*** DATA UNDER STUDY ***

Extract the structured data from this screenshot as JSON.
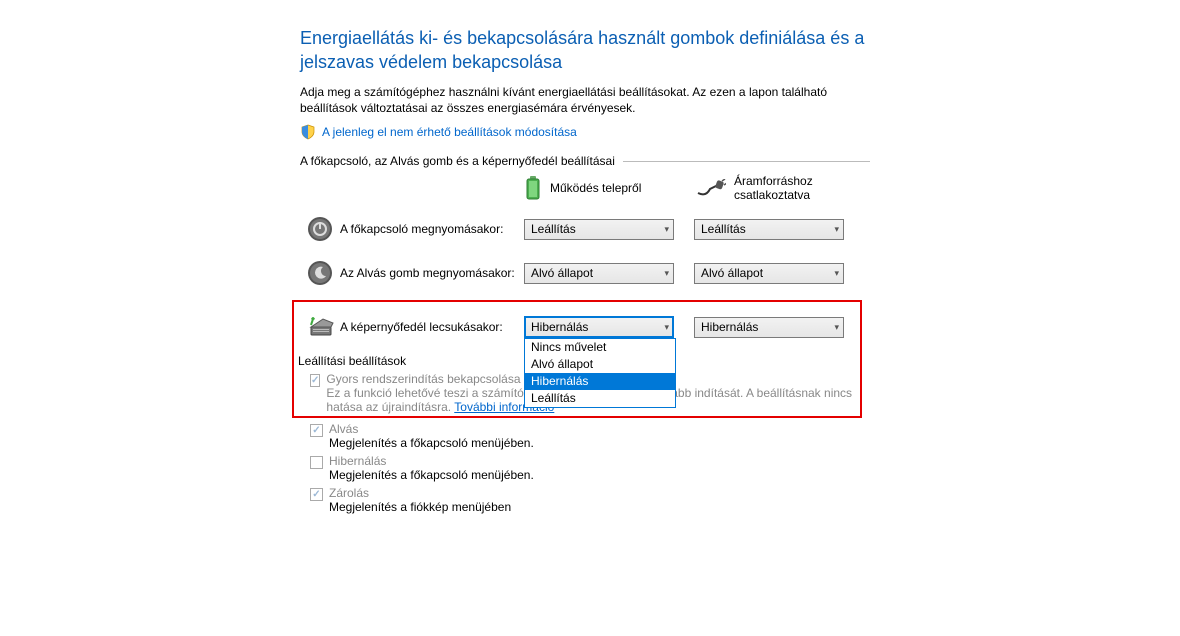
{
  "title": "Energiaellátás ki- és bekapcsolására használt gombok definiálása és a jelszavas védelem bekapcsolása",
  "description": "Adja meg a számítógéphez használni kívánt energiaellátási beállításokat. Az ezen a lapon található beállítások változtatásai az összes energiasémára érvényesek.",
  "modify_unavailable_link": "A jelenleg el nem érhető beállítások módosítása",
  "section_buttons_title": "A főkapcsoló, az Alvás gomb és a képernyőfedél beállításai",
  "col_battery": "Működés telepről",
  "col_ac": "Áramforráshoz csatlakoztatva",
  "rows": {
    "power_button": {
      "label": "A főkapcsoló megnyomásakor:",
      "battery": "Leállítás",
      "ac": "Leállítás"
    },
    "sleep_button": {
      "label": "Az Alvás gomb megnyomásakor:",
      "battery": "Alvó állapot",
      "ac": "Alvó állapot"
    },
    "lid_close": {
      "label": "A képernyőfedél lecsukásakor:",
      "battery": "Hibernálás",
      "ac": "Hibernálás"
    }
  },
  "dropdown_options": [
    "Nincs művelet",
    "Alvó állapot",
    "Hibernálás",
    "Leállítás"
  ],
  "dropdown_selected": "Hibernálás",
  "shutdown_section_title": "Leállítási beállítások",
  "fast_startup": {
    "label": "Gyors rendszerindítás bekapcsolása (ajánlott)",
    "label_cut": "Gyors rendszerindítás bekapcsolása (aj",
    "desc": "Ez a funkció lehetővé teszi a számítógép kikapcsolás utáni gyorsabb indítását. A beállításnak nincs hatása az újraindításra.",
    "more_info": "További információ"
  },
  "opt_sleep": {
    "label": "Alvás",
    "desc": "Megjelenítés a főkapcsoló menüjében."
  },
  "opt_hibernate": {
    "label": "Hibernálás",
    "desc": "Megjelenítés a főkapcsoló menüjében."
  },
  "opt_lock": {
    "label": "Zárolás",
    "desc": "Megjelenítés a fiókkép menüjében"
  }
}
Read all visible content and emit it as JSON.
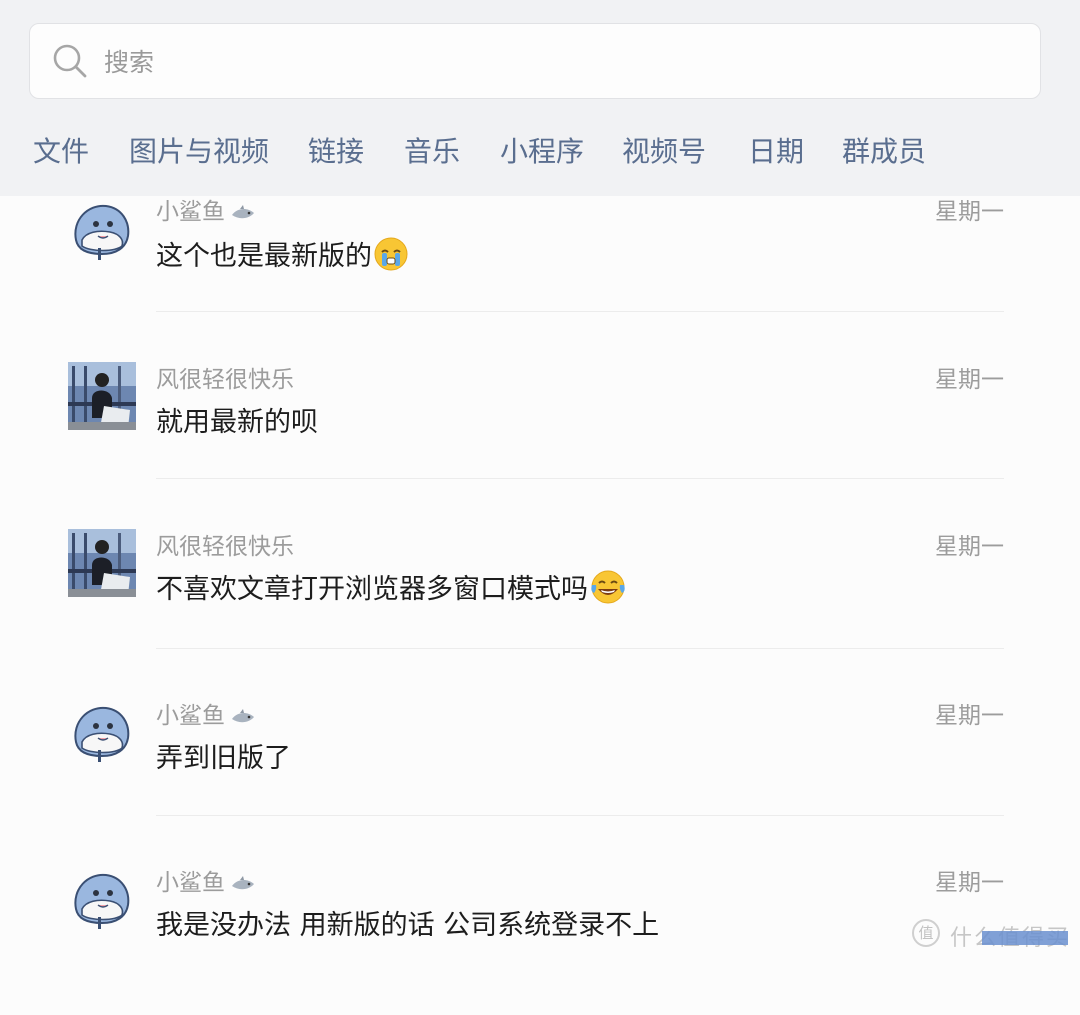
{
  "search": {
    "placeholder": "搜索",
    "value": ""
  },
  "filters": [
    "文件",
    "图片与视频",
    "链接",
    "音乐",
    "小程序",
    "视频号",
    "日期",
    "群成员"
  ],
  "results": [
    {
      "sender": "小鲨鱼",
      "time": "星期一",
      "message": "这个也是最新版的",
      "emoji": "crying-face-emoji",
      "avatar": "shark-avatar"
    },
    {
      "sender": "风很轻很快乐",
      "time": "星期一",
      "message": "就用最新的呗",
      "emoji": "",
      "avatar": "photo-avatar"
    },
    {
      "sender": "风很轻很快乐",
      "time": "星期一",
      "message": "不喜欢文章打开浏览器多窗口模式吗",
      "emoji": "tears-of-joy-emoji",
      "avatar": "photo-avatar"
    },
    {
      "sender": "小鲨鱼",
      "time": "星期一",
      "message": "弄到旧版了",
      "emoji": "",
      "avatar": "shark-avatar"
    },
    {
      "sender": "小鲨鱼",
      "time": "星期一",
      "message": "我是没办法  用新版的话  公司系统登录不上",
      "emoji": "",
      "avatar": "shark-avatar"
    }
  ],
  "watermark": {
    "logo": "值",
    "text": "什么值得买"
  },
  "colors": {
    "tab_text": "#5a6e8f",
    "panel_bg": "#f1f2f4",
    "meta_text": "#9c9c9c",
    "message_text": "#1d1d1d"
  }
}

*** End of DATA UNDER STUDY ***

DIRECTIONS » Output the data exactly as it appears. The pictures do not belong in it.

ANSWER SECTION »
Extract the structured data from this screenshot as JSON.
{
  "title": "Energiaellátás ki- és bekapcsolására használt gombok definiálása és a jelszavas védelem bekapcsolása",
  "description": "Adja meg a számítógéphez használni kívánt energiaellátási beállításokat. Az ezen a lapon található beállítások változtatásai az összes energiasémára érvényesek.",
  "modify_unavailable_link": "A jelenleg el nem érhető beállítások módosítása",
  "section_buttons_title": "A főkapcsoló, az Alvás gomb és a képernyőfedél beállításai",
  "col_battery": "Működés telepről",
  "col_ac": "Áramforráshoz csatlakoztatva",
  "rows": {
    "power_button": {
      "label": "A főkapcsoló megnyomásakor:",
      "battery": "Leállítás",
      "ac": "Leállítás"
    },
    "sleep_button": {
      "label": "Az Alvás gomb megnyomásakor:",
      "battery": "Alvó állapot",
      "ac": "Alvó állapot"
    },
    "lid_close": {
      "label": "A képernyőfedél lecsukásakor:",
      "battery": "Hibernálás",
      "ac": "Hibernálás"
    }
  },
  "dropdown_options": [
    "Nincs művelet",
    "Alvó állapot",
    "Hibernálás",
    "Leállítás"
  ],
  "dropdown_selected": "Hibernálás",
  "shutdown_section_title": "Leállítási beállítások",
  "fast_startup": {
    "label": "Gyors rendszerindítás bekapcsolása (ajánlott)",
    "label_cut": "Gyors rendszerindítás bekapcsolása (aj",
    "desc": "Ez a funkció lehetővé teszi a számítógép kikapcsolás utáni gyorsabb indítását. A beállításnak nincs hatása az újraindításra.",
    "more_info": "További információ"
  },
  "opt_sleep": {
    "label": "Alvás",
    "desc": "Megjelenítés a főkapcsoló menüjében."
  },
  "opt_hibernate": {
    "label": "Hibernálás",
    "desc": "Megjelenítés a főkapcsoló menüjében."
  },
  "opt_lock": {
    "label": "Zárolás",
    "desc": "Megjelenítés a fiókkép menüjében"
  }
}
Read all visible content and emit it as JSON.
{
  "search": {
    "placeholder": "搜索",
    "value": ""
  },
  "filters": [
    "文件",
    "图片与视频",
    "链接",
    "音乐",
    "小程序",
    "视频号",
    "日期",
    "群成员"
  ],
  "results": [
    {
      "sender": "小鲨鱼",
      "time": "星期一",
      "message": "这个也是最新版的",
      "emoji": "crying-face-emoji",
      "avatar": "shark-avatar"
    },
    {
      "sender": "风很轻很快乐",
      "time": "星期一",
      "message": "就用最新的呗",
      "emoji": "",
      "avatar": "photo-avatar"
    },
    {
      "sender": "风很轻很快乐",
      "time": "星期一",
      "message": "不喜欢文章打开浏览器多窗口模式吗",
      "emoji": "tears-of-joy-emoji",
      "avatar": "photo-avatar"
    },
    {
      "sender": "小鲨鱼",
      "time": "星期一",
      "message": "弄到旧版了",
      "emoji": "",
      "avatar": "shark-avatar"
    },
    {
      "sender": "小鲨鱼",
      "time": "星期一",
      "message": "我是没办法  用新版的话  公司系统登录不上",
      "emoji": "",
      "avatar": "shark-avatar"
    }
  ],
  "watermark": {
    "logo": "值",
    "text": "什么值得买"
  },
  "colors": {
    "tab_text": "#5a6e8f",
    "panel_bg": "#f1f2f4",
    "meta_text": "#9c9c9c",
    "message_text": "#1d1d1d"
  }
}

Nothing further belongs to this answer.